Hearing Test Audiograms and How to Interpret Them

Hearing aids and an otoscope placed on an audiologists desk with an audiogram hearing test chart

Determining hearing loss is more technical than it might seem at first. You can probably hear certain things clearly at lower volumes but not others. The majority of letters may sound clear at high or low volumes but others, like “s” and “b” may get lost. It will become more obvious why you notice inconsistencies with your hearing when you figure out how to interpret your hearing test. Because merely turning up the volume isn’t enough.

How do I interpret the results of my audiogram?

An audiogram is a type of hearing test that hearing professionals use to calculate how you hear. It would be great if it looked as basic as a scale from one to ten, but sadly, that’s not the case.

Many people find the graph format complicated at first. But you too can understand a hearing test if you’re aware of what you’re looking at.

Looking at volume on an audiogram

Along the left side of the chart is the volume in Decibels (dB) from 0 (silent) to around 120 (thunder). This number will define how loud a sound needs to be for you to be able to hear it. Higher numbers mean that in order for you to hear it, you will require louder sound.

If you can’t hear any sound until it is around 30 dB then you have mild hearing loss which is a loss of sound between 26 and 45 dB. You have moderate hearing loss if your hearing starts at 45-65 dB. If you begin hearing at between 66 and 85 dB then it means you’re dealing with severe hearing loss. If you are unable to hear sound until it reaches 90 dB or more (louder than the volume of a running lawnmower), it means that you have profound hearing loss.

The frequency section of your audiogram

Volume’s not the only thing you hear. You hear sound at different frequencies, commonly known as pitches in music. Frequencies help you differentiate between types of sounds, and this includes the letters of the alphabet.

Along the lower section of the chart, you’ll typically find frequencies that a human ear can detect, going from a low frequency of 125 (lower than a bullfrog) to a high frequency of 8000 (higher than a cricket)

We will test how well you hear frequencies in between and can then plot them on the graph.

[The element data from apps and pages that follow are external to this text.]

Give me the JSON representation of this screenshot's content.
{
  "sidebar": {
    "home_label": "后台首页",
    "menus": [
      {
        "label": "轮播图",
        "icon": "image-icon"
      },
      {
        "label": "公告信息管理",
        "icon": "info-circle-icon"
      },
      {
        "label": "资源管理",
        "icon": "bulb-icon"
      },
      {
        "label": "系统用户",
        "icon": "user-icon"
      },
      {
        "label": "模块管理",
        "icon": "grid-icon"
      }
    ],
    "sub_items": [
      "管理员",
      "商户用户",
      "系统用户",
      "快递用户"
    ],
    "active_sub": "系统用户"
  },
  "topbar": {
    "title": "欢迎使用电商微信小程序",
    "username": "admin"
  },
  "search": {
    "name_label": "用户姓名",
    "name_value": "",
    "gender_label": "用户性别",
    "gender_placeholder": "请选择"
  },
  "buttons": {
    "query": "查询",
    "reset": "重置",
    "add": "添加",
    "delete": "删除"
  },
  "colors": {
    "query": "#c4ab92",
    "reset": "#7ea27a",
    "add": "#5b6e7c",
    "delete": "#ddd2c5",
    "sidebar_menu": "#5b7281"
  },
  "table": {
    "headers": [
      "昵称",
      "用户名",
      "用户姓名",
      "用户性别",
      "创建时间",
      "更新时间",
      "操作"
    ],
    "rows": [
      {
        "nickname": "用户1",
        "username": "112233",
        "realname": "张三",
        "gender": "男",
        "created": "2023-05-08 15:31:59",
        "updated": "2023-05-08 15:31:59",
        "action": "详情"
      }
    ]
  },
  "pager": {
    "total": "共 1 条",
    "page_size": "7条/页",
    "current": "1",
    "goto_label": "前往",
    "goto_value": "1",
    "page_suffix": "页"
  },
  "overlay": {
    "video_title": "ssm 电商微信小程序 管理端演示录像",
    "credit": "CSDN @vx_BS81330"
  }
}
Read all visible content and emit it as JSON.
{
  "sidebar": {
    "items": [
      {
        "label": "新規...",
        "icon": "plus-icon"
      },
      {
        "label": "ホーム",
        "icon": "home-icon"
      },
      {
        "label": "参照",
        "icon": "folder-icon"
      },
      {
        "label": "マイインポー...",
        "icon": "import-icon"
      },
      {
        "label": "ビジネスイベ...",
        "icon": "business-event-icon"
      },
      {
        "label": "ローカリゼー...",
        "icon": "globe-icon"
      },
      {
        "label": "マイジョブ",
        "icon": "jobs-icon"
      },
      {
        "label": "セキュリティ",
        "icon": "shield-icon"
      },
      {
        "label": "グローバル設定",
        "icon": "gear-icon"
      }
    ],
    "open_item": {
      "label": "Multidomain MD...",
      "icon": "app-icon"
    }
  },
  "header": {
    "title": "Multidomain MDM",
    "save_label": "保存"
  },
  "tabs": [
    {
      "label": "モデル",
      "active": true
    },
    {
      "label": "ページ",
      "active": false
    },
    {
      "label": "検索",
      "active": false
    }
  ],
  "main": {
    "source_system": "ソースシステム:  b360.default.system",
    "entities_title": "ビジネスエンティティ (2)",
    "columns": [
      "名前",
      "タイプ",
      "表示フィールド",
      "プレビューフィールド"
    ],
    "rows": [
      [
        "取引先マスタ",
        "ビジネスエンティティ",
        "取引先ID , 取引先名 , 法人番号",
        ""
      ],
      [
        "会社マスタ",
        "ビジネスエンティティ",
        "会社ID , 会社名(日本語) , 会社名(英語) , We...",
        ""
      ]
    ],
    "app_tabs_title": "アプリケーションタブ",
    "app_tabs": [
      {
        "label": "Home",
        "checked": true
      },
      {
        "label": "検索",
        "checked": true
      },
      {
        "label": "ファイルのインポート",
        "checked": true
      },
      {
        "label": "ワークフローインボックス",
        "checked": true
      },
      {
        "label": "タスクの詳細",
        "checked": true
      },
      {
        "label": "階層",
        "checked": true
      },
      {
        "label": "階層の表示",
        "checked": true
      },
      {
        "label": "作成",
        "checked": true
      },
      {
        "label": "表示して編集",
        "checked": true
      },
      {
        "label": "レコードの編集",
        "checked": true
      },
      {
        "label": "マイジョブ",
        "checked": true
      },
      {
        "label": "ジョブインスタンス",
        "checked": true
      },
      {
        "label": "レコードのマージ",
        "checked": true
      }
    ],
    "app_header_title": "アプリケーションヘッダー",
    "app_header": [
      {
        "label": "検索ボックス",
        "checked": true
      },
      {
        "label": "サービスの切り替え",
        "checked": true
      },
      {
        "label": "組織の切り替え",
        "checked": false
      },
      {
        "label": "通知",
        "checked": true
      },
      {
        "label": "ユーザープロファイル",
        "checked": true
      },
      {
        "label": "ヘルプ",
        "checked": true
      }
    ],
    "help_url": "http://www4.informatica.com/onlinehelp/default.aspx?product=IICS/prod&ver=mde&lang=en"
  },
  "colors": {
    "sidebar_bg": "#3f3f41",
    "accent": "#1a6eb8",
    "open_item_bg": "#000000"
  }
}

So if you’re dealing with hearing loss in the higher wavelengths, you may need the volume of high frequency sounds to be as high as 60 dB (the volume of somebody talking at a raised volume). The chart will plot the volumes that the various frequencies will need to reach before you’re able to hear them.

Is it essential to measure both frequency and volume?

So in the real world, what might the outcome of this test mean for you? Here are some sounds that would be harder to hear if you have the very common form of high frequency hearing loss:

  • Beeps, dings, and timers
  • Music
  • “F”, “H”, “S”
  • Whispers, even if hearing volume is good
  • Women and children who tend to have higher-pitched voices
  • Birds

Some specific frequencies may be harder for somebody with high frequency hearing loss to hear, even within the higher frequency range.

Inside of your inner ear there are tiny hair-like nerve cells that shake with sounds. If the cells that detect a specific frequency become damaged and eventually die, you lose your ability to hear that frequency at lower volumes. You will completely lose your ability to hear any frequencies that have lost all of the related hair cells.

Communicating with other people can become really aggravating if you’re dealing with this kind of hearing loss. You may have trouble only hearing certain frequencies, but your family members might think they need to yell to be heard at all. In addition to that, those who have this type of hearing loss find background sound overpowers louder, higher-frequency sounds such as your sister speaking to you in a restaurant.

We can use the hearing test to personalize hearing solutions

When we are able to recognize which frequencies you cannot hear well or at all, we can fine tune a hearing aid to meet each ear’s distinct hearing profile. Contemporary hearing aids have the ability to know precisely what frequencies go into the microphone. It can then make that frequency louder so you’re able to hear it. Or it can utilize its frequency compression feature to adjust the frequency to one you can better hear. They also have functions that can make processing background sound less difficult.

This produces a smoother more natural hearing experience for the hearing aid user because rather than just making everything louder, it’s meeting your personal hearing needs.

Schedule an appointment for a hearing test today if you think you might be suffering from hearing loss. We can help.

The site information is for educational and informational purposes only and does not constitute medical advice. To receive personalized advice or treatment, schedule an appointment.